# [Dataset records]
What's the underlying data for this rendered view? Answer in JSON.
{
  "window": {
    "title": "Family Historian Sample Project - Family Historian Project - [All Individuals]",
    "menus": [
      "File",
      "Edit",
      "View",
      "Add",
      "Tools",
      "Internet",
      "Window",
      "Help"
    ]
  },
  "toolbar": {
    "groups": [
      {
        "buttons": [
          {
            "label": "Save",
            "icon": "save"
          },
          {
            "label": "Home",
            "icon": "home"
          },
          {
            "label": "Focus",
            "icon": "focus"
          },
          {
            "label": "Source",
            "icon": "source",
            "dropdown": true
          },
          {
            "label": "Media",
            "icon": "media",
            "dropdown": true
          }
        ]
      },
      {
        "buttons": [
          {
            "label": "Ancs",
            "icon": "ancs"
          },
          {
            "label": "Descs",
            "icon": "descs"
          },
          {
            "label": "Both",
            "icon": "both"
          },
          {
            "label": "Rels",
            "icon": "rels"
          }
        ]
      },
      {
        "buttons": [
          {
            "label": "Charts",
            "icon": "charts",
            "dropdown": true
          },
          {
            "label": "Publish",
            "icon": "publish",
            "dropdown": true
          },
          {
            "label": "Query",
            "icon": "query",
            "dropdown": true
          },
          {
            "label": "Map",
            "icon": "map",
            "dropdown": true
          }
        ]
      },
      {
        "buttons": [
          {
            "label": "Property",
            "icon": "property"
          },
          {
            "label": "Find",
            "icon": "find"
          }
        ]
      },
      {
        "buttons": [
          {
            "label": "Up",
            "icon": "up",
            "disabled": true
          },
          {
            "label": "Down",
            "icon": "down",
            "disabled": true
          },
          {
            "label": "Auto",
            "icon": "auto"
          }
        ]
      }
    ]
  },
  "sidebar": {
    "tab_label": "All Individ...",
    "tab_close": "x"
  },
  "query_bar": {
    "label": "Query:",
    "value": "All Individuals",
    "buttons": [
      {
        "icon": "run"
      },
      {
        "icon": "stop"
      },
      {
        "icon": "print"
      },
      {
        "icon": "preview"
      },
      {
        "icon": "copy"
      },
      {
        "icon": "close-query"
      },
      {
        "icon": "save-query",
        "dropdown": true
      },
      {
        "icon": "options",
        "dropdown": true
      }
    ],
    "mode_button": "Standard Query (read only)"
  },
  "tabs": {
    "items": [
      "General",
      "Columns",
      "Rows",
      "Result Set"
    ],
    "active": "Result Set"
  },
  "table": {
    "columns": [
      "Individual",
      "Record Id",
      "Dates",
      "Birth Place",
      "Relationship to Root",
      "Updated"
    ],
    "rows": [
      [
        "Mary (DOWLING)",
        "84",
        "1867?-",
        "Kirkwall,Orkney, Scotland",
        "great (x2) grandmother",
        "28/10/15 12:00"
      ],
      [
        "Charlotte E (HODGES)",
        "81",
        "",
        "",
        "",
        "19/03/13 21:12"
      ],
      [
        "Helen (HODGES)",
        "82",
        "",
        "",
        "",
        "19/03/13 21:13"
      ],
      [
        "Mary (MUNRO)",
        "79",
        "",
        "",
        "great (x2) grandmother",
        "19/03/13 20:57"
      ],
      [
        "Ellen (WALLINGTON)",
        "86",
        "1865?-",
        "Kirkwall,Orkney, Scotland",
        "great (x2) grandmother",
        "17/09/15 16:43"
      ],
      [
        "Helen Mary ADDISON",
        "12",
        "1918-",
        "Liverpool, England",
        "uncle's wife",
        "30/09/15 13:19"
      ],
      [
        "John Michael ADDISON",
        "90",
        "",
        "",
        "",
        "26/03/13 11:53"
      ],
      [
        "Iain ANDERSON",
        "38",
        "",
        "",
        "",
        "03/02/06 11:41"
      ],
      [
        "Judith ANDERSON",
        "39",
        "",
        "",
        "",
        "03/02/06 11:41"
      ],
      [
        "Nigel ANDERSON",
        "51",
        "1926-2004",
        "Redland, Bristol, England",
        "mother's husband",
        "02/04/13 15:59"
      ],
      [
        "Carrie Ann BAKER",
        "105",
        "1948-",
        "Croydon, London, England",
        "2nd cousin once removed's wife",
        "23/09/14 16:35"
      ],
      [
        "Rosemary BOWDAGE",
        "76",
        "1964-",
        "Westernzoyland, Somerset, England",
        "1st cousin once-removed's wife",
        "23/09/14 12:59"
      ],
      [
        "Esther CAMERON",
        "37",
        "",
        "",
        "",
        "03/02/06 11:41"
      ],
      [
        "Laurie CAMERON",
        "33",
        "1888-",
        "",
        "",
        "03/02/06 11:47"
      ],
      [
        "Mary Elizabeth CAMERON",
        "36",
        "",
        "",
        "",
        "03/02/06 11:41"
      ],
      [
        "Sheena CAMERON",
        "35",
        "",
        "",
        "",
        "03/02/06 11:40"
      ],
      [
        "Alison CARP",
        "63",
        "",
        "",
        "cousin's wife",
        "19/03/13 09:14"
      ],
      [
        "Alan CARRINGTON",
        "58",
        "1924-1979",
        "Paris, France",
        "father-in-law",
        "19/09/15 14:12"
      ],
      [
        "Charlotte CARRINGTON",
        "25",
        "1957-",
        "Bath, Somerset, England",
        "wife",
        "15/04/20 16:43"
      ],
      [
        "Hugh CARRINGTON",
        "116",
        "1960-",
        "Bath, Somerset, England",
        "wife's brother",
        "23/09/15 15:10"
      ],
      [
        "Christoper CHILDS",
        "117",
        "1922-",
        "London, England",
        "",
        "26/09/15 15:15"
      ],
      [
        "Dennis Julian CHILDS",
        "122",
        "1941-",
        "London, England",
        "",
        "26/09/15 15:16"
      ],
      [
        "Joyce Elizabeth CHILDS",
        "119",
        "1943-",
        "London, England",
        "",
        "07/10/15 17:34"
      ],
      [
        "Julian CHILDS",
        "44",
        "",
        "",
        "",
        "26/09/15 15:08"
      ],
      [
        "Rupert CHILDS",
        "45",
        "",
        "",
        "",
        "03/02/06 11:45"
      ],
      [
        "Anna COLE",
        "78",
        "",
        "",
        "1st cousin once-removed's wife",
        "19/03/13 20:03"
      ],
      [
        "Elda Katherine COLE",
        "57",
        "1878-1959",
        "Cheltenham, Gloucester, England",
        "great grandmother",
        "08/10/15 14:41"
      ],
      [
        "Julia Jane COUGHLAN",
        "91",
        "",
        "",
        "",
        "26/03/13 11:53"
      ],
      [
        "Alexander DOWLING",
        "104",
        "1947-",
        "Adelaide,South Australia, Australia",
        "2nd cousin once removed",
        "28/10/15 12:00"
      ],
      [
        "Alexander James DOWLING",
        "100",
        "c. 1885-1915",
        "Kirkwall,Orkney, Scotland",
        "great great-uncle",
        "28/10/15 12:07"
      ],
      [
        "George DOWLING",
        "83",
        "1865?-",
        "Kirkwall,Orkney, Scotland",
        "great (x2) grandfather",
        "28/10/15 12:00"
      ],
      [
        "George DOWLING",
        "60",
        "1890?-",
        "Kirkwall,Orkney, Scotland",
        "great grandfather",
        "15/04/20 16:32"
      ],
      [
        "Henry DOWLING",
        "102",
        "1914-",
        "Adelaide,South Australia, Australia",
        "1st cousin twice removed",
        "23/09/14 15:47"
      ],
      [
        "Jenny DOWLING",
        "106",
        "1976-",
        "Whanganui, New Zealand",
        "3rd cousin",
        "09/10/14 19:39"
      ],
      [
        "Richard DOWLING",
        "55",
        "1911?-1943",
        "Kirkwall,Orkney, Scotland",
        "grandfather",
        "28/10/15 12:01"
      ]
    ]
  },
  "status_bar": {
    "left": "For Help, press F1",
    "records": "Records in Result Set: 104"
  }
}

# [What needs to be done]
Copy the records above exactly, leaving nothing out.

# [Written reply]
What's the underlying data for this rendered view? Answer in JSON.
{
  "window": {
    "title": "Family Historian Sample Project - Family Historian Project - [All Individuals]",
    "menus": [
      "File",
      "Edit",
      "View",
      "Add",
      "Tools",
      "Internet",
      "Window",
      "Help"
    ]
  },
  "toolbar": {
    "groups": [
      {
        "buttons": [
          {
            "label": "Save",
            "icon": "save"
          },
          {
            "label": "Home",
            "icon": "home"
          },
          {
            "label": "Focus",
            "icon": "focus"
          },
          {
            "label": "Source",
            "icon": "source",
            "dropdown": true
          },
          {
            "label": "Media",
            "icon": "media",
            "dropdown": true
          }
        ]
      },
      {
        "buttons": [
          {
            "label": "Ancs",
            "icon": "ancs"
          },
          {
            "label": "Descs",
            "icon": "descs"
          },
          {
            "label": "Both",
            "icon": "both"
          },
          {
            "label": "Rels",
            "icon": "rels"
          }
        ]
      },
      {
        "buttons": [
          {
            "label": "Charts",
            "icon": "charts",
            "dropdown": true
          },
          {
            "label": "Publish",
            "icon": "publish",
            "dropdown": true
          },
          {
            "label": "Query",
            "icon": "query",
            "dropdown": true
          },
          {
            "label": "Map",
            "icon": "map",
            "dropdown": true
          }
        ]
      },
      {
        "buttons": [
          {
            "label": "Property",
            "icon": "property"
          },
          {
            "label": "Find",
            "icon": "find"
          }
        ]
      },
      {
        "buttons": [
          {
            "label": "Up",
            "icon": "up",
            "disabled": true
          },
          {
            "label": "Down",
            "icon": "down",
            "disabled": true
          },
          {
            "label": "Auto",
            "icon": "auto"
          }
        ]
      }
    ]
  },
  "sidebar": {
    "tab_label": "All Individ...",
    "tab_close": "x"
  },
  "query_bar": {
    "label": "Query:",
    "value": "All Individuals",
    "buttons": [
      {
        "icon": "run"
      },
      {
        "icon": "stop"
      },
      {
        "icon": "print"
      },
      {
        "icon": "preview"
      },
      {
        "icon": "copy"
      },
      {
        "icon": "close-query"
      },
      {
        "icon": "save-query",
        "dropdown": true
      },
      {
        "icon": "options",
        "dropdown": true
      }
    ],
    "mode_button": "Standard Query (read only)"
  },
  "tabs": {
    "items": [
      "General",
      "Columns",
      "Rows",
      "Result Set"
    ],
    "active": "Result Set"
  },
  "table": {
    "columns": [
      "Individual",
      "Record Id",
      "Dates",
      "Birth Place",
      "Relationship to Root",
      "Updated"
    ],
    "rows": [
      [
        "Mary (DOWLING)",
        "84",
        "1867?-",
        "Kirkwall,Orkney, Scotland",
        "great (x2) grandmother",
        "28/10/15 12:00"
      ],
      [
        "Charlotte E (HODGES)",
        "81",
        "",
        "",
        "",
        "19/03/13 21:12"
      ],
      [
        "Helen (HODGES)",
        "82",
        "",
        "",
        "",
        "19/03/13 21:13"
      ],
      [
        "Mary (MUNRO)",
        "79",
        "",
        "",
        "great (x2) grandmother",
        "19/03/13 20:57"
      ],
      [
        "Ellen (WALLINGTON)",
        "86",
        "1865?-",
        "Kirkwall,Orkney, Scotland",
        "great (x2) grandmother",
        "17/09/15 16:43"
      ],
      [
        "Helen Mary ADDISON",
        "12",
        "1918-",
        "Liverpool, England",
        "uncle's wife",
        "30/09/15 13:19"
      ],
      [
        "John Michael ADDISON",
        "90",
        "",
        "",
        "",
        "26/03/13 11:53"
      ],
      [
        "Iain ANDERSON",
        "38",
        "",
        "",
        "",
        "03/02/06 11:41"
      ],
      [
        "Judith ANDERSON",
        "39",
        "",
        "",
        "",
        "03/02/06 11:41"
      ],
      [
        "Nigel ANDERSON",
        "51",
        "1926-2004",
        "Redland, Bristol, England",
        "mother's husband",
        "02/04/13 15:59"
      ],
      [
        "Carrie Ann BAKER",
        "105",
        "1948-",
        "Croydon, London, England",
        "2nd cousin once removed's wife",
        "23/09/14 16:35"
      ],
      [
        "Rosemary BOWDAGE",
        "76",
        "1964-",
        "Westernzoyland, Somerset, England",
        "1st cousin once-removed's wife",
        "23/09/14 12:59"
      ],
      [
        "Esther CAMERON",
        "37",
        "",
        "",
        "",
        "03/02/06 11:41"
      ],
      [
        "Laurie CAMERON",
        "33",
        "1888-",
        "",
        "",
        "03/02/06 11:47"
      ],
      [
        "Mary Elizabeth CAMERON",
        "36",
        "",
        "",
        "",
        "03/02/06 11:41"
      ],
      [
        "Sheena CAMERON",
        "35",
        "",
        "",
        "",
        "03/02/06 11:40"
      ],
      [
        "Alison CARP",
        "63",
        "",
        "",
        "cousin's wife",
        "19/03/13 09:14"
      ],
      [
        "Alan CARRINGTON",
        "58",
        "1924-1979",
        "Paris, France",
        "father-in-law",
        "19/09/15 14:12"
      ],
      [
        "Charlotte CARRINGTON",
        "25",
        "1957-",
        "Bath, Somerset, England",
        "wife",
        "15/04/20 16:43"
      ],
      [
        "Hugh CARRINGTON",
        "116",
        "1960-",
        "Bath, Somerset, England",
        "wife's brother",
        "23/09/15 15:10"
      ],
      [
        "Christoper CHILDS",
        "117",
        "1922-",
        "London, England",
        "",
        "26/09/15 15:15"
      ],
      [
        "Dennis Julian CHILDS",
        "122",
        "1941-",
        "London, England",
        "",
        "26/09/15 15:16"
      ],
      [
        "Joyce Elizabeth CHILDS",
        "119",
        "1943-",
        "London, England",
        "",
        "07/10/15 17:34"
      ],
      [
        "Julian CHILDS",
        "44",
        "",
        "",
        "",
        "26/09/15 15:08"
      ],
      [
        "Rupert CHILDS",
        "45",
        "",
        "",
        "",
        "03/02/06 11:45"
      ],
      [
        "Anna COLE",
        "78",
        "",
        "",
        "1st cousin once-removed's wife",
        "19/03/13 20:03"
      ],
      [
        "Elda Katherine COLE",
        "57",
        "1878-1959",
        "Cheltenham, Gloucester, England",
        "great grandmother",
        "08/10/15 14:41"
      ],
      [
        "Julia Jane COUGHLAN",
        "91",
        "",
        "",
        "",
        "26/03/13 11:53"
      ],
      [
        "Alexander DOWLING",
        "104",
        "1947-",
        "Adelaide,South Australia, Australia",
        "2nd cousin once removed",
        "28/10/15 12:00"
      ],
      [
        "Alexander James DOWLING",
        "100",
        "c. 1885-1915",
        "Kirkwall,Orkney, Scotland",
        "great great-uncle",
        "28/10/15 12:07"
      ],
      [
        "George DOWLING",
        "83",
        "1865?-",
        "Kirkwall,Orkney, Scotland",
        "great (x2) grandfather",
        "28/10/15 12:00"
      ],
      [
        "George DOWLING",
        "60",
        "1890?-",
        "Kirkwall,Orkney, Scotland",
        "great grandfather",
        "15/04/20 16:32"
      ],
      [
        "Henry DOWLING",
        "102",
        "1914-",
        "Adelaide,South Australia, Australia",
        "1st cousin twice removed",
        "23/09/14 15:47"
      ],
      [
        "Jenny DOWLING",
        "106",
        "1976-",
        "Whanganui, New Zealand",
        "3rd cousin",
        "09/10/14 19:39"
      ],
      [
        "Richard DOWLING",
        "55",
        "1911?-1943",
        "Kirkwall,Orkney, Scotland",
        "grandfather",
        "28/10/15 12:01"
      ]
    ]
  },
  "status_bar": {
    "left": "For Help, press F1",
    "records": "Records in Result Set: 104"
  }
}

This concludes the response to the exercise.